The root to our self-doubt is none other than our chase for perfectionism and the fear of failure. No matter how hard we try to eliminate this part of ourselves that keeps holding us back, it will come and crawl back towards you when you’d least expect it. It comes and goes, for sure. When it does come, it’s won’t shy away and only God knows how long it will take for us to reclaim our confidence back.
We’ve all come up with a great idea which we thought was novel and ground-breaking, but there always seems to be something that is stopping us from completely pursuing it. Of course, there is a thin line between taking a plunge and risking it all, and making a complete mess out of your life just to venture an uncertain pursuit. Sometimes, we do need a deciding factor such as Istikarah prayer for Muslims where we submit our decisions to God after making enough effort. But most of the time, even that bit of our last hope is taken away by this impalpable “demon” – our self-doubt – inside of us. And we know what we need to do, but this self-doubt just brings you back to square one. You’d scrap your idea altogether and never make it to anywhere in the end. It could be because whatever you are pursuing is something new to you and way out of your expert field.
So, how does one not succumb to their inner voices that keep telling them what they’re doing is not enough?

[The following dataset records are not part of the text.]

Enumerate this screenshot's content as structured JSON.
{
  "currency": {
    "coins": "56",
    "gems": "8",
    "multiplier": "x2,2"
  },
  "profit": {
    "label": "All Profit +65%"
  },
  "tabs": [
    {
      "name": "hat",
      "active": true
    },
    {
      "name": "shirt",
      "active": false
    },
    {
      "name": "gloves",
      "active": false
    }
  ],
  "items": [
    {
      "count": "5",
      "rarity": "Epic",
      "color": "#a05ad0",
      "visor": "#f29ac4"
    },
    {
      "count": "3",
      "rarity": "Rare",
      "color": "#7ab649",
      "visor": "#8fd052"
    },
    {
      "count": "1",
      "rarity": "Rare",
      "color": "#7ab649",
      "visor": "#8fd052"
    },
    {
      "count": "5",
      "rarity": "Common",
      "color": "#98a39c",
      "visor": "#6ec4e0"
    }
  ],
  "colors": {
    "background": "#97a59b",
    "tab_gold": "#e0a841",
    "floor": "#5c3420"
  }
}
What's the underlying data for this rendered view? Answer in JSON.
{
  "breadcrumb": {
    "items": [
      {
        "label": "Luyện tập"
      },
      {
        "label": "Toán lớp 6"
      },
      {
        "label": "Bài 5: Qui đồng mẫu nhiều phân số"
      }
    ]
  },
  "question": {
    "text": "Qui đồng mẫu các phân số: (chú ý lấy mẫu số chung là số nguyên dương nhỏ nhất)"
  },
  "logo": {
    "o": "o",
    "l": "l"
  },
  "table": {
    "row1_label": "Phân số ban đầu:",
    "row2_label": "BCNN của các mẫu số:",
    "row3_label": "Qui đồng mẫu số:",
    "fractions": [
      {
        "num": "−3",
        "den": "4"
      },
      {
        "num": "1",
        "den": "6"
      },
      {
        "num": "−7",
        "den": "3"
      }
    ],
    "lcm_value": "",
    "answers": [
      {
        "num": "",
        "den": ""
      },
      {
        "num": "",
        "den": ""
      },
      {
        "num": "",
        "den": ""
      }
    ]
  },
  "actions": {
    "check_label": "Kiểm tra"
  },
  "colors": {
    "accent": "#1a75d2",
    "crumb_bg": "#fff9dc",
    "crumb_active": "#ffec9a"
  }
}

In 2009, Mel Robbins had invented a 5-second rule that changed her life. No, it isn’t to do with dropping the food on the floor and picking it back up while it’s still safe to eat. It has a lot to do with taking an action – an action that you’ve known you needed to do – within the 5 second of time from when you’ve had that first instinct to do something. Basically, your brain will turn into “fight or flight” mode after the 5 seconds and hence, the doubts would come.
But there’s something more important than trying to “beat” this self-doubt, that I’ve learnt.
Ever heard the phrase “if you can’t beat it, join them”? That’s exactly what I did. No, I didn’t just sit around passively, waiting for the doubt to consume me. I acknowledged the presence of my self-doubt and pushed myself to continue what made me doubt in the first place. It wasn’t as uncomfortable and easy as when I was feeling sure about myself, but it is reassurance that I am moving forward and not playing the victim of my own game. And I kept reminding myself that the feeling was just temporary.
This unbeatable self-doubt that we have had battles with so many times do play a role in our creative process. A character in a book isn’t relatable if their courage comes from a place of perfection; they’re always flawed and doubt themselves over and over again.
Sometimes, you can’t do anything much but play along with it. It’s about shifting the way we think and how we choose to react to it. It’s about letting yourself flow and recognising that the flaws are perhaps exactly what we needed to incorporate in our work-in-progress. And the more you choose to embrace it, the easier it is to face and not let that ocean of doubts consume you.
Syaza is a freelance writer whose life revolves around coffee, cats and heartwarming stories.